Today I am looking at another design pattern. This one is the command design pattern, which is yet another Gang of Four design. They classify it as a behavioral pattern with object as the scope (GoF 223). I wanted to explore this one as reading through the different pattern descriptions in the Gang of Four book, this peaked my interested by its ability to separate requests from objects. The article gives a good summary of the idea of the pattern with a real-life example of a restaurant with a server taking an order from a customer and handing it off to a chef. It then further breaks down the pattern with the usual UML diagram and a helpful sequence diagram that shows the order in which the classes perform the pattern. I found this sequence diagram, along with the comments in the example program with code that show which class matches with which part of the diagrams really useful in this example, as the pattern goes through a couple of classes just to call a basic function on a simple object. Although this pattern does seem complex at first, it has a nice simplicity once you understand what all the classes are doing, and once you get the base created adding more functions is as simple as adding more command classes. The article then creates a simple example with Java of the command pattern using the various classes to switch a light bulb object on and off. I do like the idea of the pattern and its particular implementation in this example. It nicely breaks down requests into their own separate command objects that gives much greater control over requests across a program. I agree that the ability this pattern gives to create a log of function calls and add an ability to undo all functions called on an object is very helpful. I also agree with the author that it can get messy if you have a lot of functions that need to be implemented. As this pattern calls for a separate command class to be made for each function or method performed on an object, this can quickly add up depending on how many methods you need in your program. In the future, I will definitely remember this pattern and its useful ability to separate commands from the objects it performs them on.

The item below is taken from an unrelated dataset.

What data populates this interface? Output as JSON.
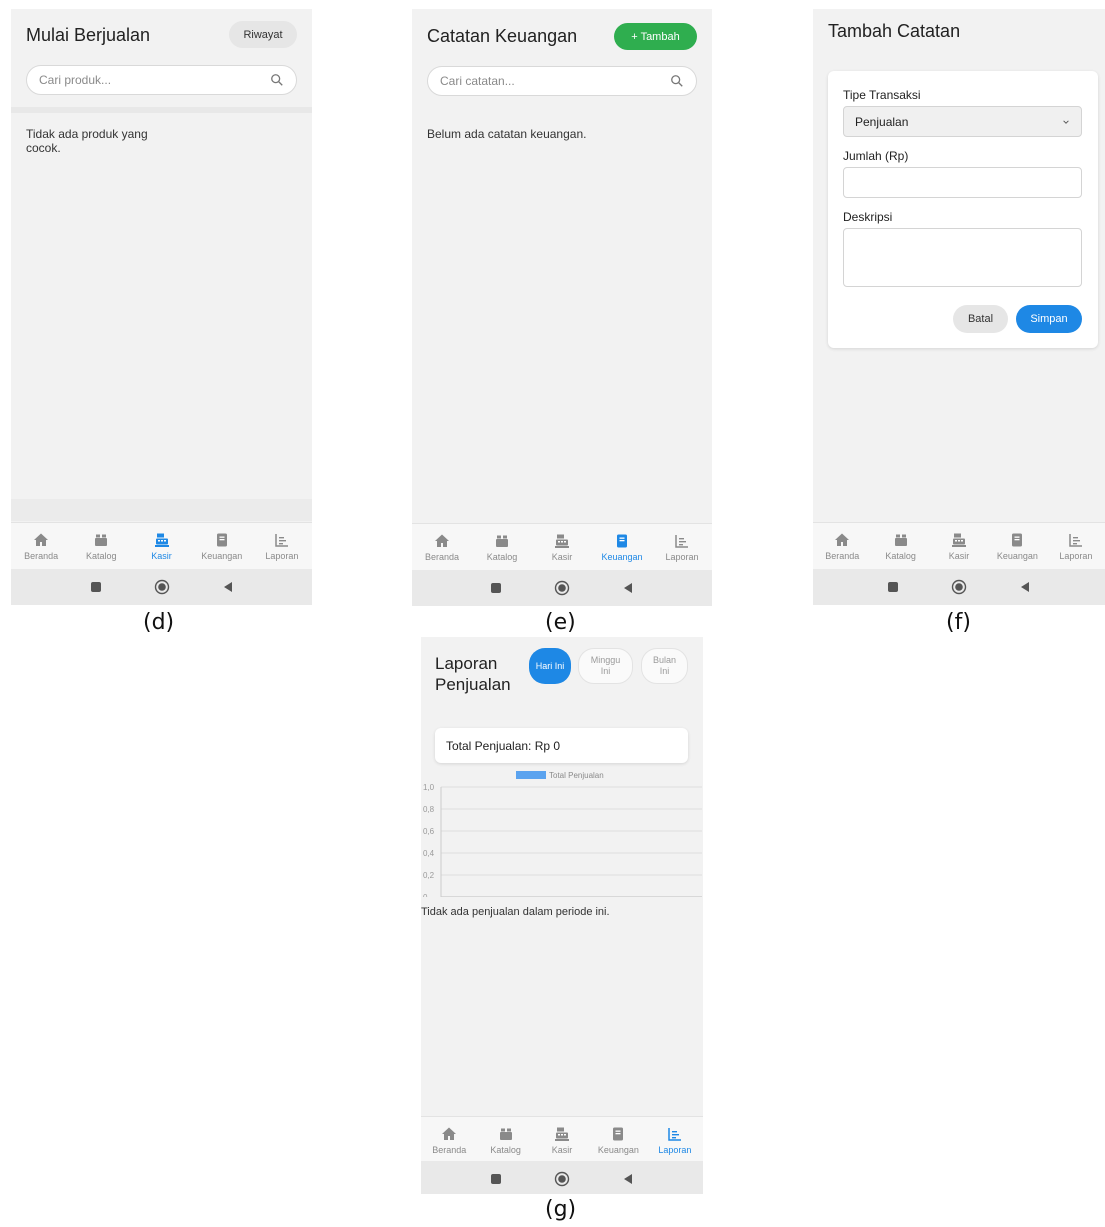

From the blog CS@Worcester – Chris' Computer Science Blog by cradkowski and used with permission of the author. All other rights reserved by the author.